Arnold, Pearle Capture Visions

NEW YORK In a new TV spot for Luxottica Retail’s Pearle Vision from Havas’ Arnold, a man recounts everything he has seen in his 102 years while the camera slowly pans back from a black-and-white photo of him in his glasses.

Some of the things he has seen are fire engines pulled by horses, an American flag with 45 stars and a century come and go.

The multimedia campaign, the first for the retailer from the Boston agency, positions the eye-care center as a trusted provider. As part of that Pearle is changing its longtime tagline from “Nobody cares for eyes more than Pearle” to “We want you to see more.” In addition, there are three TV spots running in North America, print, radio and the microsite,

“The stuff they were doing before was all about retail and push, push and buy one, get one free,” said Chris Edwards, copywriter and cd. “The client asked, ‘How do we break out of it?'”

At the Web site, in addition to the spots on the air, Arnold is working on allowing visitors to upload their own stories. “We want to make it more of a consumer back and forth. You tell us what you’ve seen and we’ll put your picture up there,” said Edwards.

Luxottica acquired Cole National Corp., which owns Pearle Vision and other retail outlets, in 2004 for a reported $401 million. “Pearle Vision for years only talked about promotions and deals,” said Eric Anderson, vp of marketing at Pearle Vision, Mason, Ohio. “Since Luxottica purchased it, we’ve been trying to polish up the brand.”

While Luxottica, which also own LensCrafters, does not reveal sales figures for its properties, Anderson did say, “Most of the optical industry is fairly flat, and we’re in line with rest of industry.”

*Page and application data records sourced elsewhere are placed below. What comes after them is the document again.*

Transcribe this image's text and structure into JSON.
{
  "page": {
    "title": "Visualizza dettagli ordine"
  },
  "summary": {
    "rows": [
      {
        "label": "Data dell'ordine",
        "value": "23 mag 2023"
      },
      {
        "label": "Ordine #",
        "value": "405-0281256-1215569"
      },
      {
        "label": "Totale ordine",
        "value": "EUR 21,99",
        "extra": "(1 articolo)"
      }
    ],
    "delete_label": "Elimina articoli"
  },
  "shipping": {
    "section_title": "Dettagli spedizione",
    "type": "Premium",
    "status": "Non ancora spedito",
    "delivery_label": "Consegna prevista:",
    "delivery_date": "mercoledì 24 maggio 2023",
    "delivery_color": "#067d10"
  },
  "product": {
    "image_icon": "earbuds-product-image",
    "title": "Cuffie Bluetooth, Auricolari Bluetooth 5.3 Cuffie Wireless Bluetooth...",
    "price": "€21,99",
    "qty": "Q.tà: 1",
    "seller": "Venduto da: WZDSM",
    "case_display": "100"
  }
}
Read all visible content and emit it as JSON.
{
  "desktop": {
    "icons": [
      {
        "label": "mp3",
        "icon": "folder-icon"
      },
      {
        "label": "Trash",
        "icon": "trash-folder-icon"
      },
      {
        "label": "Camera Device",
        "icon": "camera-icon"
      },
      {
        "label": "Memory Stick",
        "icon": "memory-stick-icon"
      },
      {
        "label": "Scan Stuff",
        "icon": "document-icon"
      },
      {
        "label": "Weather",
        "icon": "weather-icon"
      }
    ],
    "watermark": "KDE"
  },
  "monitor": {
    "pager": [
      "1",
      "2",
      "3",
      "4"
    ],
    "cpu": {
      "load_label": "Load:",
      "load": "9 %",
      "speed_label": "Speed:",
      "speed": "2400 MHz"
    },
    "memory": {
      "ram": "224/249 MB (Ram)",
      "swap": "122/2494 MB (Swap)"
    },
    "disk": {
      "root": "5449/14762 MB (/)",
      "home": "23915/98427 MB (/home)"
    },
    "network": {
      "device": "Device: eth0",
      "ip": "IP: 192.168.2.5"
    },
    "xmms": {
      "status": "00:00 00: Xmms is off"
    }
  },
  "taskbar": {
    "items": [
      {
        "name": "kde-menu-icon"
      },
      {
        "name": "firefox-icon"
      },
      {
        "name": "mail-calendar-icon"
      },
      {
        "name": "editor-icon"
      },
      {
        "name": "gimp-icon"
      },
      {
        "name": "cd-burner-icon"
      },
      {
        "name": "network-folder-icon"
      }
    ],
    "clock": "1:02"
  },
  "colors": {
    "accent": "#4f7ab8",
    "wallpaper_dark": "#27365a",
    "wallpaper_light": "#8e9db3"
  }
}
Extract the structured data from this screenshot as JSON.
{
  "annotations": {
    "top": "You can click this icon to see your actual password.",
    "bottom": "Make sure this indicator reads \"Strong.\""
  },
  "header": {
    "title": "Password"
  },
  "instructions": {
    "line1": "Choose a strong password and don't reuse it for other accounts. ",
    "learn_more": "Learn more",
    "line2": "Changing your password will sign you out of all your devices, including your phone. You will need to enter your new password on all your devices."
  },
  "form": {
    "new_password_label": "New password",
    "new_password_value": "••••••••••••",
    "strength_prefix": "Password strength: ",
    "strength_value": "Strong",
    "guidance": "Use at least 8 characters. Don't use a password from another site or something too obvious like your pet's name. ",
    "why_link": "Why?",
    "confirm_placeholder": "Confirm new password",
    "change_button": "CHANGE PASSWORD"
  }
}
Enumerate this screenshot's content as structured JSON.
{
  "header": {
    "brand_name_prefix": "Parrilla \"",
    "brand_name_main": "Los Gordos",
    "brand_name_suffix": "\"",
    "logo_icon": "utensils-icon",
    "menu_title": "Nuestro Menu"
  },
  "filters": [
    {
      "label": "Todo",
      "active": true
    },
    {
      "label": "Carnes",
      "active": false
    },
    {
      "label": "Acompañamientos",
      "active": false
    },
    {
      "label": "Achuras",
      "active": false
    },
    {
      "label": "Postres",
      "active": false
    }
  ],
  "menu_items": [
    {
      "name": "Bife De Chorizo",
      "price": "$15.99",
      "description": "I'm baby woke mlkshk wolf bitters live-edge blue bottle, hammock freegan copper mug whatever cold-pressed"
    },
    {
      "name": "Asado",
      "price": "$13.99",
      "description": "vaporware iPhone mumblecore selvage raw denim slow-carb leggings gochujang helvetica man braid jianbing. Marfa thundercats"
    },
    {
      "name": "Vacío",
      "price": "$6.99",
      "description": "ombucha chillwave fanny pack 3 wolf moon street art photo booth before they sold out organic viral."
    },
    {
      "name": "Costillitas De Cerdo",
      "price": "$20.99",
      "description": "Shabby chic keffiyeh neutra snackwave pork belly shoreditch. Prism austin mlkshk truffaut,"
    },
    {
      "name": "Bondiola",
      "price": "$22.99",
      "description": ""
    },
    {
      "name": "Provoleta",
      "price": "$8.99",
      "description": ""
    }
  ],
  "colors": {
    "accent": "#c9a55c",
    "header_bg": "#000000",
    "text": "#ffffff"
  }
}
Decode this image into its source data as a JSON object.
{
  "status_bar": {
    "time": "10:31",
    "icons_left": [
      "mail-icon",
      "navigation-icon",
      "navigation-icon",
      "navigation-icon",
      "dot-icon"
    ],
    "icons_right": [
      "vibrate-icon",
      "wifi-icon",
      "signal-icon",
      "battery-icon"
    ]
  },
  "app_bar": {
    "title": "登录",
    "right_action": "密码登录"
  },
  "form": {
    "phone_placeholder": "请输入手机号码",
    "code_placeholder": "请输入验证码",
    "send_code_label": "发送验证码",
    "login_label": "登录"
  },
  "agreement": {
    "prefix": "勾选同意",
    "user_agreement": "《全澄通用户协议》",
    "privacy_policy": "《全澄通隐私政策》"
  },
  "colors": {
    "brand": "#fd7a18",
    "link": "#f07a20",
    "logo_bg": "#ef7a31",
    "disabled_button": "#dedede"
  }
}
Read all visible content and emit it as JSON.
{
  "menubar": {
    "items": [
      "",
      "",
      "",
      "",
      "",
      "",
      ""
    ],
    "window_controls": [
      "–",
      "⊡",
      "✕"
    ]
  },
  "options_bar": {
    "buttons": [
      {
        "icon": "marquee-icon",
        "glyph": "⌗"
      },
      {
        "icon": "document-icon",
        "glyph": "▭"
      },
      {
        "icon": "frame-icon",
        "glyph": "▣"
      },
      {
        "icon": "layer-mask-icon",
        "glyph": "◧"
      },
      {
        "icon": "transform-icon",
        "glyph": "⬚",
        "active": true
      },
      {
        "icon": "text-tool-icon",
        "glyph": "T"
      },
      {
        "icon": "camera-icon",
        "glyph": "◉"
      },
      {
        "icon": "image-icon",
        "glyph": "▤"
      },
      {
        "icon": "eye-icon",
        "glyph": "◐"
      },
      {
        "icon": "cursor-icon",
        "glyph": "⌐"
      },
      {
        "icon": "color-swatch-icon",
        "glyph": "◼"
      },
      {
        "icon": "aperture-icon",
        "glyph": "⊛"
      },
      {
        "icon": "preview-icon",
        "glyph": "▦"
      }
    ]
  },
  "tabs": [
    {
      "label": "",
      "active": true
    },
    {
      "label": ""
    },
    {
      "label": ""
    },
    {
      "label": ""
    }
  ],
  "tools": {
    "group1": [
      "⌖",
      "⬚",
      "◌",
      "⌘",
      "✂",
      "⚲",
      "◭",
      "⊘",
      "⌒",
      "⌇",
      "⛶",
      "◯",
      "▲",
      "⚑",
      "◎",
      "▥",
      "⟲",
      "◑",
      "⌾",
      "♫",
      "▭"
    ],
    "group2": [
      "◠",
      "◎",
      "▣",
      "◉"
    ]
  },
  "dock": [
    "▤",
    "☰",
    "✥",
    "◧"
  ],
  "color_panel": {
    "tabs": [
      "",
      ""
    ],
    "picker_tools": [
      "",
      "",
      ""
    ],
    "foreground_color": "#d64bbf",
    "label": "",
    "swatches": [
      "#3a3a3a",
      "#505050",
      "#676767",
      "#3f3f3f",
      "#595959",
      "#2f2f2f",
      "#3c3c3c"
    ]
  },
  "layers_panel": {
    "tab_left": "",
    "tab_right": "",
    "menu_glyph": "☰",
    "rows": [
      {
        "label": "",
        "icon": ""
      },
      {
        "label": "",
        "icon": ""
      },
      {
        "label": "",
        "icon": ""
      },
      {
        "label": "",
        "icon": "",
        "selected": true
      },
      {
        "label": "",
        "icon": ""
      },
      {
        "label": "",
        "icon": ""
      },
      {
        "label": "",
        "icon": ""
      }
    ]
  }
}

The effort to move away from sales-based advertising towards more emotional work began under independent Stern Advertising in Columbus, Ohio, and continues with Arnold’s work. Arnold beat out Interpublic Group’s McCann Erickson and WPP Group’s Grey, both in New York, in a review for the estimated $12 million account since late last year.

“You go to the dentist every six months. You replace your running shoes every three months. But people only go to the eye doctor when they can barely see out of their glasses,” said Edwards. “We’d like people to re-evaluate how they think about their sight, and how they take care of eyes.”